→ MATERIAL PROVIDED:

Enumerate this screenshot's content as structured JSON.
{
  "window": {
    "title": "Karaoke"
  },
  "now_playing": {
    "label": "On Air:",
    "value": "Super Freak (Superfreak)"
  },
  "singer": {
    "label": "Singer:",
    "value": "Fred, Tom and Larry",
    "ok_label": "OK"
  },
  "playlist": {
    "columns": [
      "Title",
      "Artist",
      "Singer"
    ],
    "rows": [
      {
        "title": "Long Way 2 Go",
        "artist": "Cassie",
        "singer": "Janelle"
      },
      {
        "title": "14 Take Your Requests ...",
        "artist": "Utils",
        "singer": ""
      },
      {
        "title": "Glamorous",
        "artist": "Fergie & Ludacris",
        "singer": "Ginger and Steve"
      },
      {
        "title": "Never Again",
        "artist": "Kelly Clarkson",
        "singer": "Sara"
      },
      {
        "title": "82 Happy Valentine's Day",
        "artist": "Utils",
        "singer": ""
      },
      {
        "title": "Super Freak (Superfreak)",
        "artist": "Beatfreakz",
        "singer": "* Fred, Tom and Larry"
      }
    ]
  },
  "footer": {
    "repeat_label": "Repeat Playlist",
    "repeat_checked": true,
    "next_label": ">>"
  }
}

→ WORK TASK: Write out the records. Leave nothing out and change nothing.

→ TASK RESULT:
Enumerate this screenshot's content as structured JSON.
{
  "window": {
    "title": "Karaoke"
  },
  "now_playing": {
    "label": "On Air:",
    "value": "Super Freak (Superfreak)"
  },
  "singer": {
    "label": "Singer:",
    "value": "Fred, Tom and Larry",
    "ok_label": "OK"
  },
  "playlist": {
    "columns": [
      "Title",
      "Artist",
      "Singer"
    ],
    "rows": [
      {
        "title": "Long Way 2 Go",
        "artist": "Cassie",
        "singer": "Janelle"
      },
      {
        "title": "14 Take Your Requests ...",
        "artist": "Utils",
        "singer": ""
      },
      {
        "title": "Glamorous",
        "artist": "Fergie & Ludacris",
        "singer": "Ginger and Steve"
      },
      {
        "title": "Never Again",
        "artist": "Kelly Clarkson",
        "singer": "Sara"
      },
      {
        "title": "82 Happy Valentine's Day",
        "artist": "Utils",
        "singer": ""
      },
      {
        "title": "Super Freak (Superfreak)",
        "artist": "Beatfreakz",
        "singer": "* Fred, Tom and Larry"
      }
    ]
  },
  "footer": {
    "repeat_label": "Repeat Playlist",
    "repeat_checked": true,
    "next_label": ">>"
  }
}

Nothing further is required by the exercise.